I cannot wait to begin the journey as I head off to Alaska on Sunday. Although this is a domestic trip, the idea of Bethel, Alaska, a town that is showered in sunshine over 20 hours a day, is unreachable by road, and displays a unique culture and way of life, is completely foreign to me. I am going into this trip without any real concept or preconceived idea of who I will encounter or what I will learn. Without having these expectations, I think that my eyes will be open to whatever comes my way and I will be able embrace the wonderful cultural experience with open arms.

I came across a quote by Marcel Proust that reads, “The real voyage of discovery consists not in seeking new landscapes, but in having new eyes.” As I begin my journey I will be referring back to this quote as I try to take every experience in Alaska with an open mind and an open heart. I hope that in constructing this documentary, we are able to be true to the people of Bethel and share their wonderful stories and culture with the world. Though we may have an idea of what our documentary will develop into, it really depends on what we find when we step off of the plane in two days. The story we write needs to be the story that the people of Bethel tell us. If we take on the experience with eyes ready to learn and immerse ourselves into the Bethel culture, this will be the lens in which we film our documentary, and in this way, we will be able to create a documentary we are proud of.
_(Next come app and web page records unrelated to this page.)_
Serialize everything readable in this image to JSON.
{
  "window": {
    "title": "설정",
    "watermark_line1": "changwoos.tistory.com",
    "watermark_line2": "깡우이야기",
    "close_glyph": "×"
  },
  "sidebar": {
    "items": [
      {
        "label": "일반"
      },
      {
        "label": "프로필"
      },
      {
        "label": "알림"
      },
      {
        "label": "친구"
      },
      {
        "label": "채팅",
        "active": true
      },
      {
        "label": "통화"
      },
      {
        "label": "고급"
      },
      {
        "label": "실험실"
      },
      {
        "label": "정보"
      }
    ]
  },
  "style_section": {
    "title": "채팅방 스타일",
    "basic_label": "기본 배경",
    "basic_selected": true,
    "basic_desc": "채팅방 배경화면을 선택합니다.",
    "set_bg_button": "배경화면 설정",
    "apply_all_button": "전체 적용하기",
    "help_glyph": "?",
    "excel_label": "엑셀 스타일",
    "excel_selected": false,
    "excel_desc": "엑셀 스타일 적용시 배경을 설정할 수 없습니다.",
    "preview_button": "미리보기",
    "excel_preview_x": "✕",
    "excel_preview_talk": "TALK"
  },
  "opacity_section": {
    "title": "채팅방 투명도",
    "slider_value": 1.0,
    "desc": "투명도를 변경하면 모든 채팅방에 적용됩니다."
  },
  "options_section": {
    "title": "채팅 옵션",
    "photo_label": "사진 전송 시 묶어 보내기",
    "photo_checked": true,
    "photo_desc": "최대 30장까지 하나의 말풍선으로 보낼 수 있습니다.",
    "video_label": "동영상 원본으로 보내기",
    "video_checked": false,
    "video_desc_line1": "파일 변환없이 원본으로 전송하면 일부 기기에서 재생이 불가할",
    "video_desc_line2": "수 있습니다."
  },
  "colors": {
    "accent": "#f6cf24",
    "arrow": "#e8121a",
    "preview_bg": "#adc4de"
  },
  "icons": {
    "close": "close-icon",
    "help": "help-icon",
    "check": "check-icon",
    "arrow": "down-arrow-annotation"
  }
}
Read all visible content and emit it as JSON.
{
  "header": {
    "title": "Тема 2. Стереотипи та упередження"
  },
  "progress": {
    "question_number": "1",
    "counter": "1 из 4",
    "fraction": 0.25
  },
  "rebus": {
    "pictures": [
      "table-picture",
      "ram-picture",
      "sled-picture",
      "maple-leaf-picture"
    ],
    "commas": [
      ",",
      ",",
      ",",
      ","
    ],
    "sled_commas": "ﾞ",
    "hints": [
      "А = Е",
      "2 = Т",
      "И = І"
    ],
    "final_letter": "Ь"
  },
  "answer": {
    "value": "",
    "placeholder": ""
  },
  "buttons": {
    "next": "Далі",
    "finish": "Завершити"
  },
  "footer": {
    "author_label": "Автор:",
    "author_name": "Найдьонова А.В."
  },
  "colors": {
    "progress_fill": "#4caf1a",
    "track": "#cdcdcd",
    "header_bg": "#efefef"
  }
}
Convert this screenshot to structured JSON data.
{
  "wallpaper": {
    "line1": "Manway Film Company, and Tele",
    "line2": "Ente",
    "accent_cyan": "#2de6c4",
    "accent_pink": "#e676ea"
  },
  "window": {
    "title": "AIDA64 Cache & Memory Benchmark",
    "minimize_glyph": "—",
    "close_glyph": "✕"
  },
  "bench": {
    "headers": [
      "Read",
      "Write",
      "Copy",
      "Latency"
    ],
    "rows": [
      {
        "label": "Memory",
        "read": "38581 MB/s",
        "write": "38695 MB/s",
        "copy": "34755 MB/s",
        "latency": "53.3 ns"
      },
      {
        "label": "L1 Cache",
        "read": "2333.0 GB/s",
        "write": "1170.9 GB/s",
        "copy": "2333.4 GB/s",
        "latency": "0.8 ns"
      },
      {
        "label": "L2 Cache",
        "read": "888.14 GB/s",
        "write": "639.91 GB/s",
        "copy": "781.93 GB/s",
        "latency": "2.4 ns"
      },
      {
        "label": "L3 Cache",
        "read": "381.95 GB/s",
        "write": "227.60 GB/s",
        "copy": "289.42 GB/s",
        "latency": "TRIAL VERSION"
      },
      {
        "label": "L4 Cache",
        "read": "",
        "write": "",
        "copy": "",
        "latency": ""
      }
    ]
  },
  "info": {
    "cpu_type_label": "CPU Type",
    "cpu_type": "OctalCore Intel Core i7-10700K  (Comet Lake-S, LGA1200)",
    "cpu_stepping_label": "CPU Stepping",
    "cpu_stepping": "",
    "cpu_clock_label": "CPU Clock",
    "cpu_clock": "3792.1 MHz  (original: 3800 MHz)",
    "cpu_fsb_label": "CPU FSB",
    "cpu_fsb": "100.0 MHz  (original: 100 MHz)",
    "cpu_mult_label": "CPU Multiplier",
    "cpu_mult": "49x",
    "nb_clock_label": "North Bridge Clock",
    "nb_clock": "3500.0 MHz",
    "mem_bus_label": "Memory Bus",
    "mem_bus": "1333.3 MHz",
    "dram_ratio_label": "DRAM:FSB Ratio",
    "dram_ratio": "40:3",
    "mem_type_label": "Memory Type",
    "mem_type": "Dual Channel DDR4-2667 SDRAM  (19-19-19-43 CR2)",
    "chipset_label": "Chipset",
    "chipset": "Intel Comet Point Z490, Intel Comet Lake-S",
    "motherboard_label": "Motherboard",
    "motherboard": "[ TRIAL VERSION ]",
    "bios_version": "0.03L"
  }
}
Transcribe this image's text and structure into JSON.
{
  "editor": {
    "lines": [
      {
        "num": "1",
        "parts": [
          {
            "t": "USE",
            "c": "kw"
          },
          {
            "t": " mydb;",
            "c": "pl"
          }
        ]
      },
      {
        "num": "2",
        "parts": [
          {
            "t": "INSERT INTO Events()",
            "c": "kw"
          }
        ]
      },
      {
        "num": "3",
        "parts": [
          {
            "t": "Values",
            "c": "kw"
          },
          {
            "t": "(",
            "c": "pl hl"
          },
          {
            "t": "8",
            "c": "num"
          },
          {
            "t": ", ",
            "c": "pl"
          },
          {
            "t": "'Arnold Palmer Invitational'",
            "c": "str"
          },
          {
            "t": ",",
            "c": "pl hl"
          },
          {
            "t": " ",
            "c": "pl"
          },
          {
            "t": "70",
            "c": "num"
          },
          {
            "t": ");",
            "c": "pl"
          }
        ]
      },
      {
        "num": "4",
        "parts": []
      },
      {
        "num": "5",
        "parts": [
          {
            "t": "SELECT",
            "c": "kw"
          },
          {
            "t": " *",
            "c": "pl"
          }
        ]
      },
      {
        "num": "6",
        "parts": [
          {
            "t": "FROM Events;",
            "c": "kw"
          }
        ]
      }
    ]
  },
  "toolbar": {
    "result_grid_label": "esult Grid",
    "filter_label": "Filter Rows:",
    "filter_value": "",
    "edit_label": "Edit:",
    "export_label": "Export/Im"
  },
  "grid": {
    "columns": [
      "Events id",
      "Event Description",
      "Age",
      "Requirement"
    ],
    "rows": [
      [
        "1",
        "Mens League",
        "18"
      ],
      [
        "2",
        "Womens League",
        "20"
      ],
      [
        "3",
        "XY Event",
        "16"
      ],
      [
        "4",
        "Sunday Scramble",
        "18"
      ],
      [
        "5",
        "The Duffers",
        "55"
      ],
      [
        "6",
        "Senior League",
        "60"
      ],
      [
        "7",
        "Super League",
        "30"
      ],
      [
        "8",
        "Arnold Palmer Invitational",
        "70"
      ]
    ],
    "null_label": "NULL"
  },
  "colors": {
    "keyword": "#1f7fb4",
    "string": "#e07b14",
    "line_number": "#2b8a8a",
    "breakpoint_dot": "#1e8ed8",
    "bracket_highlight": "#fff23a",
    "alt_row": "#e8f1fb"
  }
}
The task of filming a documentary in 2 weeks in a remote town in Alaska, without having had any previous camera experience and without a strongly developed storyline is daunting, but I am confident that we will create an astounding piece and hopefully open people’s eyes to the situation in Alaska. I’ve got my adventure lenses ready and I am prepared for whatever Alaska throws at me!


More Marcel Proust quotes: http://www.brainyquote.com/quotes/authors/m/marcel_proust.html